5 Tips to Improve Your Startup Pitch

Start Up Pitch 1f121f3

By Eric Rice

Founder & CEO at TrepScore

Much like baseball, building a business starts with a pitch. Whether it’s explaining to your boss (or your family) why you’re quitting or convincing someone to join your team, you are pitching your business idea. Considering how important it is, I’m astounded at how many entrepreneurs neglect to craft and practice their startup pitch and do it poorly.

I have been crafting pitches for years, hundreds of them, and I’ve come to learn a few approaches that work very well.

Respect the formula:

Every pitch has very distinct parts to it. For investors, there are popular ten slide templates, which are great, but here are the three that matter: 1) the problem that you are solving; 2) your solution; and 3) the market that it relates to. And you need to really refine the market (no one likes hearing about 2 trillion dollar markets)

Keep your startup pitch simple:

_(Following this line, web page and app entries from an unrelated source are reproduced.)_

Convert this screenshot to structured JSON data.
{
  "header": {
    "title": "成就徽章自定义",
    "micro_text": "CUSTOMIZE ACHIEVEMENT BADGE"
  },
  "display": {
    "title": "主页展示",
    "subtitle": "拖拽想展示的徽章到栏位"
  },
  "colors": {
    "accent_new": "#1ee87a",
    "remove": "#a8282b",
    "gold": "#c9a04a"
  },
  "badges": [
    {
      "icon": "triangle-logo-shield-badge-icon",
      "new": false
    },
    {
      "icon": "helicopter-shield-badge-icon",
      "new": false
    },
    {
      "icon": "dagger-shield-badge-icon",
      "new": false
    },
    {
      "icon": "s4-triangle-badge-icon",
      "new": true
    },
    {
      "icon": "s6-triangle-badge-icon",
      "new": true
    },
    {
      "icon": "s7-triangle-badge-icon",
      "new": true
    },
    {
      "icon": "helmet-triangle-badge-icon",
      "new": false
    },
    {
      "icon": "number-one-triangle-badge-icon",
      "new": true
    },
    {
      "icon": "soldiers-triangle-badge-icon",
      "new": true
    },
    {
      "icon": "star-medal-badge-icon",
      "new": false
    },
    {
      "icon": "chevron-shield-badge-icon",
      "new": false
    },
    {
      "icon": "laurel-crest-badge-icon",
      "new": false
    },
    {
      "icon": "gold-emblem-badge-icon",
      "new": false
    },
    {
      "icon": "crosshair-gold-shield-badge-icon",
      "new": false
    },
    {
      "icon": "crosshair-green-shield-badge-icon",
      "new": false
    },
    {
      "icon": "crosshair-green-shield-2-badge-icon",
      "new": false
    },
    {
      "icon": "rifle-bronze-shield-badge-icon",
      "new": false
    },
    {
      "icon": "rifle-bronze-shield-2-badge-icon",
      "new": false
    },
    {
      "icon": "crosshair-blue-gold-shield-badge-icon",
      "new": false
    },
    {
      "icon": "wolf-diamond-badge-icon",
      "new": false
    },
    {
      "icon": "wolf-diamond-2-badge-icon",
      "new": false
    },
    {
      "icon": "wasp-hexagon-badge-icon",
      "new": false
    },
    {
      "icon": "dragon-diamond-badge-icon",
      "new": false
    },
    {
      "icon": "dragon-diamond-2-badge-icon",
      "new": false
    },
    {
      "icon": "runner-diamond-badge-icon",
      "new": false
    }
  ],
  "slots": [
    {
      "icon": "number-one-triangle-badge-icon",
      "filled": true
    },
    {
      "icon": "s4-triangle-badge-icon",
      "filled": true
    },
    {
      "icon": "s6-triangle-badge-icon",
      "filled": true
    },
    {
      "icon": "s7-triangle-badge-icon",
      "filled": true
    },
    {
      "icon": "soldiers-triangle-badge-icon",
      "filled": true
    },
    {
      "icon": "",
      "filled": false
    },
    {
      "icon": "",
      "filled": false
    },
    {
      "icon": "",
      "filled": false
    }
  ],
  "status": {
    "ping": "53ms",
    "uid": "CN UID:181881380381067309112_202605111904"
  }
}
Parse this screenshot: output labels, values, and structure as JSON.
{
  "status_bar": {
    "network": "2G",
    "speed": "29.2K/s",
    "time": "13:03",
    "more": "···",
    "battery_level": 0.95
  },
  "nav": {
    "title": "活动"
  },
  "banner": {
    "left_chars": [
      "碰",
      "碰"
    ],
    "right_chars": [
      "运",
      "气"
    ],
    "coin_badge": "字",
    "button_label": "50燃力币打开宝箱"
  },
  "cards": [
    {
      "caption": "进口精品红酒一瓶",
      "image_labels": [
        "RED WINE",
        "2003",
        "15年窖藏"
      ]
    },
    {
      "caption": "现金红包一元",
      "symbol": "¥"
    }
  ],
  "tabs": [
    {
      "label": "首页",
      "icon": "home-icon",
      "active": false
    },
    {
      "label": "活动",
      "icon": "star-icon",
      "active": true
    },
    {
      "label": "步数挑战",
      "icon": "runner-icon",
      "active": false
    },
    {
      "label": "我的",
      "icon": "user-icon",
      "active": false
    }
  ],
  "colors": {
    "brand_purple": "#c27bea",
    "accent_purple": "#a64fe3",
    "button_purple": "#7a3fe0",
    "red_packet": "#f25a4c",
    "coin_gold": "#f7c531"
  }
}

This goes for all of your pitches but it is especially critical to state the problem and your solution as simply as possible. You frame the entire pitch, and the ensuing conversation, at that moment. If you get that point across and it resonates, you can fill all the details later. Trust me, there will be time. Albert Einstein said it best, “if you can’t explain it simply, you don’t know it well enough”

Convey your idea visually:

Remember the old cartoon with the cat and the mouse, Tom and Jerry? In each episode Tom (the cat) would construct a plan to capture and eat Jerry (the mouse). What does that have to do with pitching? Well, Tom was a master ideator but he could also create a one page blueprint that would clearly show what he was planning and how he was going to achieve his goal. Though he never got to eat Jerry, Tom certainly did catch him quite often. Tom showed his entire business plan on one sheet of paper and humans ranging from age 3 up got it in an instant.

Begin your startup pitch journey with this simple goal; try to illustrate your business in pictures. People understand and love images, use them to your advantage.

Let personality and passion show:

A pitch can convey to potential investors that you have a great idea that solves big problem in a big market. But after that is established, investors look for reasons to NOT do a deal, like evaluating the entrepreneur to see if he or she truly enjoys what they are doing. Make sure your pitch reflects your personality and passion, which mostly involves remembering why you started the business in the first place business. If you aren’t passionate about what you do, no one else will be either.

Take Batting Practice:

Never forget the power of practice. Just like a baseball player takes warm-up swings before a game, an entrepreneur should practice ways to pitch their idea every day. Grab a co-worker, a team member, a cab driver, a co-founder and give them the pitch as often as possible when you aren’t pitching in front of actual investors. You should also just pitch yourself, recording or filming some of your practice pitches. It will help more than you can imagine.

You must be able to convey your idea verbally, in writing, and even visually. Apply these 5 simple tips, improve your pitch, and become the Startup CEO or Co-Founder an investor wants to work with.